TASK DETAILS
After going through the data below, state how many lines contain "this", and nothing else.

Top of SUPPLIED MATERIAL

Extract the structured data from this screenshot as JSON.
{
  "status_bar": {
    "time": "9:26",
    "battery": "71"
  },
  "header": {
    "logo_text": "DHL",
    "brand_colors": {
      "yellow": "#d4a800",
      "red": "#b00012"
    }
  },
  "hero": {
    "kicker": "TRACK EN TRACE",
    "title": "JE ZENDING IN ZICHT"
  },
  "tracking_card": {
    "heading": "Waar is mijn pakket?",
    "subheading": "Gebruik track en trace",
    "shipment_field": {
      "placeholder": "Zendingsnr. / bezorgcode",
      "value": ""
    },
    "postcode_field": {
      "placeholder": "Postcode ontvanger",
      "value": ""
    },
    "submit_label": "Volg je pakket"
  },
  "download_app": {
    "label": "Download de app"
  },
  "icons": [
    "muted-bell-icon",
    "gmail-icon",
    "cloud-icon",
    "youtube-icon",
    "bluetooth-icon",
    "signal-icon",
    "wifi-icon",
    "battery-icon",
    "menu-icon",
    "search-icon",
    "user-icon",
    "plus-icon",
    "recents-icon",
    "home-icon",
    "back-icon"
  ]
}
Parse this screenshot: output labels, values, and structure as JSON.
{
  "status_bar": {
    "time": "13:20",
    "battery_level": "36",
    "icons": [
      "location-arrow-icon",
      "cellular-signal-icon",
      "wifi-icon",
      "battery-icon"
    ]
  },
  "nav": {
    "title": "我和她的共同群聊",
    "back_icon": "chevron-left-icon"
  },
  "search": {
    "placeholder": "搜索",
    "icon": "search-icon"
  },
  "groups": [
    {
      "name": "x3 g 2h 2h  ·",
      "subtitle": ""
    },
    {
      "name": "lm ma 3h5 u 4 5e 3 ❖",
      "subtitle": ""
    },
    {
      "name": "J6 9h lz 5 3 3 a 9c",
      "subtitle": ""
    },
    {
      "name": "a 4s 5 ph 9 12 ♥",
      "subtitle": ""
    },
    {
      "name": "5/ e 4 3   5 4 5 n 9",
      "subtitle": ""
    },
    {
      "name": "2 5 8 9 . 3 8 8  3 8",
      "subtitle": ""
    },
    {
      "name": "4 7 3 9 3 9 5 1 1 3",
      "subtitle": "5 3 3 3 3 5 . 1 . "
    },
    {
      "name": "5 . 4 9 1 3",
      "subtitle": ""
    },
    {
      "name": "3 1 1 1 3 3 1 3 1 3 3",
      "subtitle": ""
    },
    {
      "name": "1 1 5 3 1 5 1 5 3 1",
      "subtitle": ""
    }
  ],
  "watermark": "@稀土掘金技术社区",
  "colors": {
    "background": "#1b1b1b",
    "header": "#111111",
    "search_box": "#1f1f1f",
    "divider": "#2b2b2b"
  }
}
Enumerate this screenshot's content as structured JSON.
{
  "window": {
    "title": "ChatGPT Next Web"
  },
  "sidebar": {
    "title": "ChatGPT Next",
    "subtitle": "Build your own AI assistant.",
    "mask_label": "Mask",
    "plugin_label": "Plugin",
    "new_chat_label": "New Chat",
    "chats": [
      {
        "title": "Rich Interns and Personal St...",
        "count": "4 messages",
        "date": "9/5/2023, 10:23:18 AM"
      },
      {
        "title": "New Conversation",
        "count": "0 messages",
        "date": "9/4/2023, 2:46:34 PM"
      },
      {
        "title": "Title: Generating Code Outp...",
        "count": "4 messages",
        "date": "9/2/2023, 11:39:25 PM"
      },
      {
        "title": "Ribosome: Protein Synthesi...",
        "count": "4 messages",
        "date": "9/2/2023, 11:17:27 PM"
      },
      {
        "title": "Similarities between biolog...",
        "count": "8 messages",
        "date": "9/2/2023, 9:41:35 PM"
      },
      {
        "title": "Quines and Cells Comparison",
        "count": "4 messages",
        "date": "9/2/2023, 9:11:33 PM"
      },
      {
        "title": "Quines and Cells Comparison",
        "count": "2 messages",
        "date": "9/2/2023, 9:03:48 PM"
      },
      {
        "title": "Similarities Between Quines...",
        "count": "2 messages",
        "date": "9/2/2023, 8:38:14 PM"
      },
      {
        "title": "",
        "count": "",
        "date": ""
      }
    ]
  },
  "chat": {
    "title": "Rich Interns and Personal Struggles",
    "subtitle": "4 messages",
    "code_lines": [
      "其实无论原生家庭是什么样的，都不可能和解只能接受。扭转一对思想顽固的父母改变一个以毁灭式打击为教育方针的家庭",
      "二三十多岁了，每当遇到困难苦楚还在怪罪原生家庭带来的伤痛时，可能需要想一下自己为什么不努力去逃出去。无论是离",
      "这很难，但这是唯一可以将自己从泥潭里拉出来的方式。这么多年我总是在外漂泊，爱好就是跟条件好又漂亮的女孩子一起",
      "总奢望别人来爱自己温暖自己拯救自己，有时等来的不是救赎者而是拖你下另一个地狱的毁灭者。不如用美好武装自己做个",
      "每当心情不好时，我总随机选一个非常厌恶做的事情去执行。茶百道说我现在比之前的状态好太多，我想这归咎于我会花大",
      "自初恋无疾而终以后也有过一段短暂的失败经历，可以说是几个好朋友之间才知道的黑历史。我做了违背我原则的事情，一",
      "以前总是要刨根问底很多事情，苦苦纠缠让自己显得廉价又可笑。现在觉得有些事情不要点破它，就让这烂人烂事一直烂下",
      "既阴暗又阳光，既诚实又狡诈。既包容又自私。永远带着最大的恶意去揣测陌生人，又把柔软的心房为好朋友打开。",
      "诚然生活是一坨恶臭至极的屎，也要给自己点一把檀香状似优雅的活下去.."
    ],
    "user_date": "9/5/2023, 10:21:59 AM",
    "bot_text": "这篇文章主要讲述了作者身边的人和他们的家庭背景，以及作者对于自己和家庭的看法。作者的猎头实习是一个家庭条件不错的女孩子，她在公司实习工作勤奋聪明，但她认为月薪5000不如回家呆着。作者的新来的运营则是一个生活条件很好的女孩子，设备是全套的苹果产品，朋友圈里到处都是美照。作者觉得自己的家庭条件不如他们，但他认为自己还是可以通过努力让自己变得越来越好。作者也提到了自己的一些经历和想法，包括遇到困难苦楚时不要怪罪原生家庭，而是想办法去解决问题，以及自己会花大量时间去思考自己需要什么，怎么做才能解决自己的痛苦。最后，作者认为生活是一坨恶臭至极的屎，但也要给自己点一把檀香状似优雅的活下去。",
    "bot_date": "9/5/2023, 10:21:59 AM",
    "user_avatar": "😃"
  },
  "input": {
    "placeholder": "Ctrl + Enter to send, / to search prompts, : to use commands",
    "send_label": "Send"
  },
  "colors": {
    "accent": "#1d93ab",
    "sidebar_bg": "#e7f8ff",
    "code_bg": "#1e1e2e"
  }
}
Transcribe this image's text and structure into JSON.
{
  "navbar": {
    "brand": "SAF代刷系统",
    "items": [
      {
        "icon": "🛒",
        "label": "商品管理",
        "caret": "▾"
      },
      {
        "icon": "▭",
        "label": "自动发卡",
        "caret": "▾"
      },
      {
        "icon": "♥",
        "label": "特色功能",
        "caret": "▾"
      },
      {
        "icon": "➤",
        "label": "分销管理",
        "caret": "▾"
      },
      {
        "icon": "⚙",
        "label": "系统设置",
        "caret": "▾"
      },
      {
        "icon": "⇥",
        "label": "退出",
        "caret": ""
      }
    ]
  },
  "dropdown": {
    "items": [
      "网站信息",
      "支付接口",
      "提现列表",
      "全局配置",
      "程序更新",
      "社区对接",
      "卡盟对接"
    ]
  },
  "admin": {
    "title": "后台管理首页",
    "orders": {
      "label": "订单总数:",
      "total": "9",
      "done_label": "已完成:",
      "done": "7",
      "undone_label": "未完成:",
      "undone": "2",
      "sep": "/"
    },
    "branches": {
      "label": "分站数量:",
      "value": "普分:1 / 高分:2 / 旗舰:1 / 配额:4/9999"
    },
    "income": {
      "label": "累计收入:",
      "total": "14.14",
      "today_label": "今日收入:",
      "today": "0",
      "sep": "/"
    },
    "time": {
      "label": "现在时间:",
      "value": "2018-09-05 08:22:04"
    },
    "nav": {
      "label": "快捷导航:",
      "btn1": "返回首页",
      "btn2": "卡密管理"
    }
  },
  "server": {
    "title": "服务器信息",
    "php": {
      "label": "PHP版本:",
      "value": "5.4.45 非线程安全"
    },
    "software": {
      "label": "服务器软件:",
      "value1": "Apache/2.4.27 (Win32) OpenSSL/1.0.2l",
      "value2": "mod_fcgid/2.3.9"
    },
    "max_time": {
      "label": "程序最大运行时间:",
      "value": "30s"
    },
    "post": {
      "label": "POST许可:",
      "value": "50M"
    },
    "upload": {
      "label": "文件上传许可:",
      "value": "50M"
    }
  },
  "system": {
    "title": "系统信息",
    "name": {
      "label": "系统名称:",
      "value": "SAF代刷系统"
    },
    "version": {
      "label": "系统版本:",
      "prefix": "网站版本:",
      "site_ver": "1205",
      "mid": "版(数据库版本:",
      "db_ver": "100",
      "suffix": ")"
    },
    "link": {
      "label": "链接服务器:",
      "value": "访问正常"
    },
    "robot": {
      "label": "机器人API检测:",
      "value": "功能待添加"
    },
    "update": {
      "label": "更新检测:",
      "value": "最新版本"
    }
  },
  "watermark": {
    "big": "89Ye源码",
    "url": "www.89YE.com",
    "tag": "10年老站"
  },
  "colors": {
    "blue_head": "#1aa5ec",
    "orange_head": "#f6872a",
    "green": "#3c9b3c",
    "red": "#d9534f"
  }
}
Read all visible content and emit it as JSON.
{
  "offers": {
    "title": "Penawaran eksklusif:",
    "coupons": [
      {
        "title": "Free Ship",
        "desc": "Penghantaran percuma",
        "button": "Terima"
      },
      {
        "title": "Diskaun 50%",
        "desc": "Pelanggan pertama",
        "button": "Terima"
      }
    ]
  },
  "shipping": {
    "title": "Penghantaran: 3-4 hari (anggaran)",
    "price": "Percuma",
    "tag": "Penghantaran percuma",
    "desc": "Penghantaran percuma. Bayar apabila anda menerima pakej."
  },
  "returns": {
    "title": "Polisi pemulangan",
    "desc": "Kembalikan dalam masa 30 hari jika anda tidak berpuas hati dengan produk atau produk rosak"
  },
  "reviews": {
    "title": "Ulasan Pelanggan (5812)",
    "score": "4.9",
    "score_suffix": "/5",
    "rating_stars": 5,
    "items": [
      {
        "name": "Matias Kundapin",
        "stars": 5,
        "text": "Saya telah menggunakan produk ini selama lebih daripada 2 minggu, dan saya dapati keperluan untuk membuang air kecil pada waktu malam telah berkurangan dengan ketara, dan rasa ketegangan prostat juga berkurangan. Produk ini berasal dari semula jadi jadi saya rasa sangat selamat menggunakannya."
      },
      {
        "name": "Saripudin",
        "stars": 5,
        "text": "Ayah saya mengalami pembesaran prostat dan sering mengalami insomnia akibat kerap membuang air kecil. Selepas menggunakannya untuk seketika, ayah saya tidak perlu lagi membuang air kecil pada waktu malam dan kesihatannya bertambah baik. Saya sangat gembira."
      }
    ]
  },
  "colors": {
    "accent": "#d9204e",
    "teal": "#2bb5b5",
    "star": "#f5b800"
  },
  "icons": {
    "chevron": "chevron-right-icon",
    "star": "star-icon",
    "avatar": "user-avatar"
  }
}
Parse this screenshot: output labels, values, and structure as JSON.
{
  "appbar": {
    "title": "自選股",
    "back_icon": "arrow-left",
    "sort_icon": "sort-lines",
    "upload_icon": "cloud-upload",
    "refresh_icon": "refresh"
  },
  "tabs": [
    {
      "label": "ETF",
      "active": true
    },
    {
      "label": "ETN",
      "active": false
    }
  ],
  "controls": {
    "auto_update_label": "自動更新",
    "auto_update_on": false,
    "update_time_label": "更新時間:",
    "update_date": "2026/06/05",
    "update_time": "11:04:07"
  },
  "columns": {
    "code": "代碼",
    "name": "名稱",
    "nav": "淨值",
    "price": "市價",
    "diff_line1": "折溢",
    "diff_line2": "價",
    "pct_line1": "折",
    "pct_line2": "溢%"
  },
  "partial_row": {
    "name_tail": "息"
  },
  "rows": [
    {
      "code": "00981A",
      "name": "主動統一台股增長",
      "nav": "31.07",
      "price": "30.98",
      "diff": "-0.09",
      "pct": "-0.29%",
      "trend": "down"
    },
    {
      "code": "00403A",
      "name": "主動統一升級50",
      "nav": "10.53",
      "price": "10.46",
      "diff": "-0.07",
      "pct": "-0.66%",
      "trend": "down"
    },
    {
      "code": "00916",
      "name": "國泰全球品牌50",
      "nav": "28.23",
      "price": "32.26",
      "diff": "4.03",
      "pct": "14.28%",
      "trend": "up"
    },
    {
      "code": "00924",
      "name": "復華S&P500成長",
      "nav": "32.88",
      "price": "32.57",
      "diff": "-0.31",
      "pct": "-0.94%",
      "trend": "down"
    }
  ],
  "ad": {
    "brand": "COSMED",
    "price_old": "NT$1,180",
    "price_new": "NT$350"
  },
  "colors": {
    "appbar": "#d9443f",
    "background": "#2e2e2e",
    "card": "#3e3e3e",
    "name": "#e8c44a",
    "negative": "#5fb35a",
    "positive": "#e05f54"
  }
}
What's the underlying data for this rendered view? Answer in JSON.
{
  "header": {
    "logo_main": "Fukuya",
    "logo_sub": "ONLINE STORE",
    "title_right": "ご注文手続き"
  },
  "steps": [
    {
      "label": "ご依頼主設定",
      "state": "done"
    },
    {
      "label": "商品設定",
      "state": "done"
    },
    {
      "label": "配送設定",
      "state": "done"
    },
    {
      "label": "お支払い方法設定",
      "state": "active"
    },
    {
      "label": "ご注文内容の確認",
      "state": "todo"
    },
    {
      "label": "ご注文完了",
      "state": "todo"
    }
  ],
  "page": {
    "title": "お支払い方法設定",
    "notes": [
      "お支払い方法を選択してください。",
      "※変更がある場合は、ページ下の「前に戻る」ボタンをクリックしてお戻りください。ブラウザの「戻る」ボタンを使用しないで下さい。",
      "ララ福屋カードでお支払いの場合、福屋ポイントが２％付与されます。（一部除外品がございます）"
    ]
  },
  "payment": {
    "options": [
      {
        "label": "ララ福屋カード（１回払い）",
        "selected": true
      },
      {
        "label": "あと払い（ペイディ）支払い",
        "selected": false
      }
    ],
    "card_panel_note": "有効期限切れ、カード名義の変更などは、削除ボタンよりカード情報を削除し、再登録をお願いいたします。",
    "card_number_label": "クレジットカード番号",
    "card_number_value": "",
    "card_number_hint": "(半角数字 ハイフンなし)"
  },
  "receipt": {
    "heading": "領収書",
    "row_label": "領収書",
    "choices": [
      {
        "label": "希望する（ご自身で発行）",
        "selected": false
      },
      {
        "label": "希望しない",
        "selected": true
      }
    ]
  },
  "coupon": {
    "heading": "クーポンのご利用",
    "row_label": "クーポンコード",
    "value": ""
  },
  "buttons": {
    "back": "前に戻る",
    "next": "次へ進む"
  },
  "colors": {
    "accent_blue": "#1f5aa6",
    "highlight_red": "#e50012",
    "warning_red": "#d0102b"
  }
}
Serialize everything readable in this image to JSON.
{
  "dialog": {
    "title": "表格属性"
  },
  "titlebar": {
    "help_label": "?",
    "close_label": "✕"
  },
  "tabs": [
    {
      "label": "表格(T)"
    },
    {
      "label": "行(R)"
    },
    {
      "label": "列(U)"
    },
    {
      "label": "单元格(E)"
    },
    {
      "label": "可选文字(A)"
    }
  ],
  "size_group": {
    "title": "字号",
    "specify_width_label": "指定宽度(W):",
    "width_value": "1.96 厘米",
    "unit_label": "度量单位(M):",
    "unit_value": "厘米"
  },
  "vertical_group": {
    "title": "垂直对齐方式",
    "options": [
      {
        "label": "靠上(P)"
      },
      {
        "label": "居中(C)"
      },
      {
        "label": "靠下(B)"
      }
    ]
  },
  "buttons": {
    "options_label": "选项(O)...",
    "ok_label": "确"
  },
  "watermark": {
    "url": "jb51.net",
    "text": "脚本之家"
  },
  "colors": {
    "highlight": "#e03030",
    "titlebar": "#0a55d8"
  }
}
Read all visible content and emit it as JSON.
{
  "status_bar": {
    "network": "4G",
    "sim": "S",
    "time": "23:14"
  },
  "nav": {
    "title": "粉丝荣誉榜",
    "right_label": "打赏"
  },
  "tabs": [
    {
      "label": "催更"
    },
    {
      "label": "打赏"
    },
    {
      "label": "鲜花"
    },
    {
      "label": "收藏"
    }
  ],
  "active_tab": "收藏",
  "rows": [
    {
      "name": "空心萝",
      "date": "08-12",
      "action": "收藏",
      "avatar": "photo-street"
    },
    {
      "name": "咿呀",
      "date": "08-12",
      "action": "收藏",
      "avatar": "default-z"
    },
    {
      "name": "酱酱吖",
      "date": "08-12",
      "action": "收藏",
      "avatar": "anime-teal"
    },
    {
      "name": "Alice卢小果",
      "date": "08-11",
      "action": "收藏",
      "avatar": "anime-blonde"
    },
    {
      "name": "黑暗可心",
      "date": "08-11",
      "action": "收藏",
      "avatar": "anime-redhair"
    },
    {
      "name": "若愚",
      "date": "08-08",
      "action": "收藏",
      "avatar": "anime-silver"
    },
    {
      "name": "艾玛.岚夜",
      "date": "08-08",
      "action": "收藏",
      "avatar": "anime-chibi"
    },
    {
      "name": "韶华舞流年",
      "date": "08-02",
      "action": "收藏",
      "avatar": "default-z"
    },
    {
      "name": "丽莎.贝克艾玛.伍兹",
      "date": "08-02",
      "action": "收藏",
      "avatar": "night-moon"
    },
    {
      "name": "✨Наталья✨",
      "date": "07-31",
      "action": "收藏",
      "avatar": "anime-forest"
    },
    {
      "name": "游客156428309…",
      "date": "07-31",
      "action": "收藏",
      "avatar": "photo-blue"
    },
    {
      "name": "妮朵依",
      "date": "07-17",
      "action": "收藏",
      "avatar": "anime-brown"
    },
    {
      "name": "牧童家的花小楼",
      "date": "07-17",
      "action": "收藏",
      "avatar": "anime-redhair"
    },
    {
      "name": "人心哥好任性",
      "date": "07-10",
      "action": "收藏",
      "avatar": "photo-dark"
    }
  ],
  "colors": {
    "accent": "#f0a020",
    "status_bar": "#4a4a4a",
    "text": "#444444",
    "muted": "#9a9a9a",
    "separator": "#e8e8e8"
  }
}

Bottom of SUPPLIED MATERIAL

SOLVED EXERCISE
7